Try it —
Once the pictures are set aside, retype the remaining entries exactly.

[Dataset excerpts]
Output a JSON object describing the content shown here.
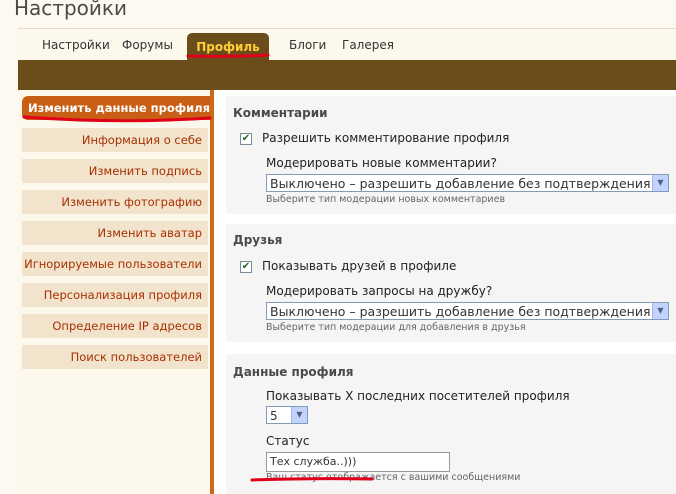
{
  "page": {
    "title": "Настройки"
  },
  "tabs": [
    {
      "label": "Настройки"
    },
    {
      "label": "Форумы"
    },
    {
      "label": "Профиль"
    },
    {
      "label": "Блоги"
    },
    {
      "label": "Галерея"
    }
  ],
  "sidebar": {
    "items": [
      {
        "label": "Изменить данные профиля"
      },
      {
        "label": "Информация о себе"
      },
      {
        "label": "Изменить подпись"
      },
      {
        "label": "Изменить фотографию"
      },
      {
        "label": "Изменить аватар"
      },
      {
        "label": "Игнорируемые пользователи"
      },
      {
        "label": "Персонализация профиля"
      },
      {
        "label": "Определение IP адресов"
      },
      {
        "label": "Поиск пользователей"
      }
    ]
  },
  "comments": {
    "title": "Комментарии",
    "allow_label": "Разрешить комментирование профиля",
    "allow_checked": true,
    "moderate_label": "Модерировать новые комментарии?",
    "moderate_value": "Выключено – разрешить добавление без подтверждения",
    "moderate_hint": "Выберите тип модерации новых комментариев"
  },
  "friends": {
    "title": "Друзья",
    "show_label": "Показывать друзей в профиле",
    "show_checked": true,
    "moderate_label": "Модерировать запросы на дружбу?",
    "moderate_value": "Выключено – разрешить добавление без подтверждения",
    "moderate_hint": "Выберите тип модерации для добавления в друзья"
  },
  "profile_data": {
    "title": "Данные профиля",
    "visitors_label": "Показывать X последних посетителей профиля",
    "visitors_value": "5",
    "status_label": "Статус",
    "status_value": "Тех служба..)))",
    "status_hint": "Ваш статус отображается с вашими сообщениями"
  },
  "colors": {
    "accent_brown": "#6b4d1c",
    "active_orange": "#c85f15",
    "tab_active_text": "#ffcc33",
    "annotation_red": "#e0001a"
  }
}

Task response —
Output a JSON object describing the content shown here.
{
  "page": {
    "title": "Настройки"
  },
  "tabs": [
    {
      "label": "Настройки"
    },
    {
      "label": "Форумы"
    },
    {
      "label": "Профиль"
    },
    {
      "label": "Блоги"
    },
    {
      "label": "Галерея"
    }
  ],
  "sidebar": {
    "items": [
      {
        "label": "Изменить данные профиля"
      },
      {
        "label": "Информация о себе"
      },
      {
        "label": "Изменить подпись"
      },
      {
        "label": "Изменить фотографию"
      },
      {
        "label": "Изменить аватар"
      },
      {
        "label": "Игнорируемые пользователи"
      },
      {
        "label": "Персонализация профиля"
      },
      {
        "label": "Определение IP адресов"
      },
      {
        "label": "Поиск пользователей"
      }
    ]
  },
  "comments": {
    "title": "Комментарии",
    "allow_label": "Разрешить комментирование профиля",
    "allow_checked": true,
    "moderate_label": "Модерировать новые комментарии?",
    "moderate_value": "Выключено – разрешить добавление без подтверждения",
    "moderate_hint": "Выберите тип модерации новых комментариев"
  },
  "friends": {
    "title": "Друзья",
    "show_label": "Показывать друзей в профиле",
    "show_checked": true,
    "moderate_label": "Модерировать запросы на дружбу?",
    "moderate_value": "Выключено – разрешить добавление без подтверждения",
    "moderate_hint": "Выберите тип модерации для добавления в друзья"
  },
  "profile_data": {
    "title": "Данные профиля",
    "visitors_label": "Показывать X последних посетителей профиля",
    "visitors_value": "5",
    "status_label": "Статус",
    "status_value": "Тех служба..)))",
    "status_hint": "Ваш статус отображается с вашими сообщениями"
  },
  "colors": {
    "accent_brown": "#6b4d1c",
    "active_orange": "#c85f15",
    "tab_active_text": "#ffcc33",
    "annotation_red": "#e0001a"
  }
}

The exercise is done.